The Catcher in the Rye Title Significance
The Catcher in the Rye is a title whose significance gradually becomes apparent as the novel progresses. Written by JD Salinger, The Catcher in the Rye is a coming-of-age novel in which the main character, Holden Caulfield, wishes to preserve the innocence of children. The title portrays and emphasizes this theme. Through the use of repetition, allusion, and contrast, Salinger develops the significance of the title The Catcher in the Rye.
Salinger uses repetition throughout this novel to emphasize the theme and the significance of the title. The author repeatedly brings up falling: some of the falls are real, some almost happen, others are imaginary. All of them involve both risk and pain. For instance, there are several points throughout the story in which Holden trips and comes close to falling. This usually happens when he tries to escape his emotions—like when he was running away from Pencey Prep before his parents find out he was expelled, as he was running down the stairs, Holden “damn near broke [his] crazy neck” when he tripped. At the end of the novel, when Phoebe stretches for the golden ring on the carousel, Holden thinks about the fact that she may fall. At this point in the novel, Holden realizes that children often do fall, but that it’s worth the risk as long as they stand back up. Also, with all the mentioning of falls, one can’t help but to think of the biblical fall from grace that Adam and Eve experienced, where they lost their innocence.

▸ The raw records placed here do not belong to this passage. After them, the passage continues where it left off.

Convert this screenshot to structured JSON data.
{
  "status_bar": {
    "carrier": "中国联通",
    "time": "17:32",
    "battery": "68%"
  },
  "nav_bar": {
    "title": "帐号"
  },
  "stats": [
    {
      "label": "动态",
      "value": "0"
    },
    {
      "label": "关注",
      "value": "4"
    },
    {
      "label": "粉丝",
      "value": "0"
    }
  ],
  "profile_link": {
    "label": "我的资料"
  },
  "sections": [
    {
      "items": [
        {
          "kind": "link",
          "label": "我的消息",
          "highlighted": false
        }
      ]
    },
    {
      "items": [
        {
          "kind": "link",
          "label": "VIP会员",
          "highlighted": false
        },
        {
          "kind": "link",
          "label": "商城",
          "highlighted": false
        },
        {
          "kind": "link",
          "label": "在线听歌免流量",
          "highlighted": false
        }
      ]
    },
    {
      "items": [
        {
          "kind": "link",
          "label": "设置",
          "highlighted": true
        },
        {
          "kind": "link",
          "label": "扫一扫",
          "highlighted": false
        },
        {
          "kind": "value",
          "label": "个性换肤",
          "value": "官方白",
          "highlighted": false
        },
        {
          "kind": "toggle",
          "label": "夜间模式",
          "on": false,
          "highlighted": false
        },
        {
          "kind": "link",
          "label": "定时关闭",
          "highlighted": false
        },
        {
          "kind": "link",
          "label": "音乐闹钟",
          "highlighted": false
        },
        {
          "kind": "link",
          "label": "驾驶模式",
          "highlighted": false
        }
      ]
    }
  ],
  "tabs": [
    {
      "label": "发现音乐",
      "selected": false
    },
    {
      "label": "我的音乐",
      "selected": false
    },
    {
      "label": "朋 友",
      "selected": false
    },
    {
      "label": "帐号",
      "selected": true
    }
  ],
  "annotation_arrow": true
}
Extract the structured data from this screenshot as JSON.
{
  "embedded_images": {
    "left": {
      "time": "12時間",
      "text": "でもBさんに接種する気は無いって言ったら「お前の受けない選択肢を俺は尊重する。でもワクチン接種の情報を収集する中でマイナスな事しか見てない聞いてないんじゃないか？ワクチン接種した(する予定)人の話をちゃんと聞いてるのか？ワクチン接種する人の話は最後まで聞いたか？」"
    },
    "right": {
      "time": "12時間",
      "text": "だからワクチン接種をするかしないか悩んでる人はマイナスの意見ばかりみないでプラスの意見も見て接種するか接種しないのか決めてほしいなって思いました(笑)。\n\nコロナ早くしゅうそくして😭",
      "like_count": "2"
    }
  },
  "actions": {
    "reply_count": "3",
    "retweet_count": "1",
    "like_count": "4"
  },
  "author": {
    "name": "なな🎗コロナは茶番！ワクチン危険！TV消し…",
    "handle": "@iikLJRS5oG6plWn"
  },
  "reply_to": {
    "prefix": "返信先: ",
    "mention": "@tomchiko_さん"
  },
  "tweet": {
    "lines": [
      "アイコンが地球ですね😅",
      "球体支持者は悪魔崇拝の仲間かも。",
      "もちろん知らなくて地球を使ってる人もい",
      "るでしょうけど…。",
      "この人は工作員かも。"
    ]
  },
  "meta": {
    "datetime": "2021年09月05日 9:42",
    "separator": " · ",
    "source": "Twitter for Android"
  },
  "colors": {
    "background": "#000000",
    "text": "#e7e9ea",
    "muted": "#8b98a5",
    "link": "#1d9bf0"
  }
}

Allusions in Salinger’s novel are few, yet heavy in significance. The major allusion is to the poem Comin’ Thro’ the Rye by Robert Burns. Holden Caulfield hears a young boy singing this poem, but Holden misinterprets the words as “If a body catch a body, comin’ through the rye.” He later tells Phoebe of his dream to be the Catcher in the rye: he pictures a field of rye perched high on a cliff, full of children romping and playing; he says he would like to protect...